BrokerageHousing MarketReal Estate

The Real Brokerage is pleased with its growth in 2022

The firm saw its transaction count rise 181% year over year last year

Like other brokerage executives, Tamir Poleg, the chairman and CEO of The Real Brokerage, was quick to acknowledge the challenges the real estate industry faced last year.

“2022 was a challenging year for the housing market with Q4 as the weakest quarter,” Poleg told investors and analysts listening to the firm’s fourth-quarter earnings call Thursday morning. “For the industry, a key driver was the policy implemented by the Federal Reserve in response to the persistent inflationary pressures, which resulted in seven increases to the interest rate during the year, pushing the average 30-year mortgage rate to above 6% for the first time since 2008.”

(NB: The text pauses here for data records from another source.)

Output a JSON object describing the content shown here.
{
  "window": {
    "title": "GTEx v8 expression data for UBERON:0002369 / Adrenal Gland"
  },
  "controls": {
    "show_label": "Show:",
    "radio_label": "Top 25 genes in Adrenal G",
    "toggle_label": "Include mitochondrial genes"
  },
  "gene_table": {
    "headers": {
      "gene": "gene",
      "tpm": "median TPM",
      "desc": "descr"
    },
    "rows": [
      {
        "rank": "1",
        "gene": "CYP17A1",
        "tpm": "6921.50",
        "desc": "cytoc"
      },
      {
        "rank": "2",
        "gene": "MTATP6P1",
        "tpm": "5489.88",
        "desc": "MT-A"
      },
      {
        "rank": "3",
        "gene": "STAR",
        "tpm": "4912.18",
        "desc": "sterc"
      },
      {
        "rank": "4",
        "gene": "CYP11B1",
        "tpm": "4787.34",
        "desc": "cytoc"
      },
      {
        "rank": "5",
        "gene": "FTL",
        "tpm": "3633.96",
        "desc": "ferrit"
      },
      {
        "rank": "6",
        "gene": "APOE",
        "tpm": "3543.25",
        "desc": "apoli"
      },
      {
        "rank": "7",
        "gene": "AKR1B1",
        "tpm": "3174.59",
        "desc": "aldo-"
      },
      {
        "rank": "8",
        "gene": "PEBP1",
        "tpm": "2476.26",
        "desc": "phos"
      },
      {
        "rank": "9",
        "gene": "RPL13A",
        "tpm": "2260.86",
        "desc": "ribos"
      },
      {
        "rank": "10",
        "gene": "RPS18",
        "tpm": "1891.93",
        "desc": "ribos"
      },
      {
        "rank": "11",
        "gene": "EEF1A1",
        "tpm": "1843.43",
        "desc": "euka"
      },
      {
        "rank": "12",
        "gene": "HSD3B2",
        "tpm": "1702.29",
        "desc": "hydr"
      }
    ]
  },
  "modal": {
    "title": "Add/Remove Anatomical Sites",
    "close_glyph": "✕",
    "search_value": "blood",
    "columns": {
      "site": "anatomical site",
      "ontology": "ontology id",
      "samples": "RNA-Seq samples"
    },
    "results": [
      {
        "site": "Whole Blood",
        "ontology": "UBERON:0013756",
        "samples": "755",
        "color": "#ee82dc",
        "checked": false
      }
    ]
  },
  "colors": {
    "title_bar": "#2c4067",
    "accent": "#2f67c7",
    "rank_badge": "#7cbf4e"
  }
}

Based on his firm’s performance so far in 2023, however, Poleg is optimistic that Q4 2022 was the bottom of the market.

And, despite the challenges the industry faced, Poleg was pleased with his firm’s overall performance in 2022. Even with the headwinds, the firm’s annual revenue rose 214% year over year to $318.8 million, while net loss rose to $20.6 million from $11.7 million in 2021.

However, this loss could have been worse, but Poleg said Real managed to cut its operating expenses as a percentage of revenue to 13.5% compared to 18.4% in 2021.

Looking forward, Poleg said Real aims to be adjusted EBITDA positive in the second half of 2023. It’s a goal he is confident the firm will be able to meet, thanks to rising agent and transaction counts.

At the end of 2022, Real’s agent count was over 8,200 agents, up 113% year over year. As of early February 2023, the firm had over 9,000 agents. In addition, despite the number of existing home sales falling 18% year over year in 2022, Real’s transaction count was up 181% compared to a year ago to 37,500 agents, for a total sales volume of $14.4 billion, which represents a 226% yearly increase.

When the market experienced its largest contraction in the fourth quarter of 2022, the transaction count was up 85% year over year to 9,745. However, at least some of this increase can be attributed to the rising agent count, as the average number of transactions per agent in Q4 fell from 3.4 in 2021 to 2.8 in 2022.

“Our agent churn fell to 4.4% in Q4 from 7.3% in Q3,” Poleg said. “The lower churn helped drive our highest agent addition in company history, with nearly 1,500 net new agents joining in Q4. We believe that if you build value, that people will be attracted to this value, and this is what we have been focused on since day one of the company. We are now starting to see the signs of agents actually joining because of the value we offer. We think there is a long runway for us as a company and we are very confident that we will get to tens of thousands of agents within a couple of years.”

While brokerage executives are pleased with these results and are confident that they will meet their financial goals, they have changed some fee structures in order to maintain their financial position in a continually challenging market.

Some of these fee changes include a new $30 fee per transaction for broker review, as well as a $100 increase in the brokerage joining fee and a $250 increase in the annual brokerage fee. For new agents, these fee changes went into place on February 1, and they will start for existing agents in on April 1.

“We expect these changes in aggregate to contribute over $5 million directly to our bottom line, with an even more significant full-year effect in 2024,” Michelle Ressler, the firm’s CFO, said. “These changes are important, as it helps put the company on a clear path to profitability, and we believe these changes will yield an even greater effect in the years to come as we continue to scale. “

Despite financial system struggles and continued mortgage rate volatility, Real executives remain optimistic when looking further into 2023.

“We are seeing a lot of conflicting trends right now in the market, but we are very optimistic about housing,” Poleg said. “At the beginning of this year, we have seen the same type of phenomenon that we had seen in the first half of 2022, meaning bidding wars and people getting over asking on homes — and we are hearing our agents reporting a lot of activity with buyers.”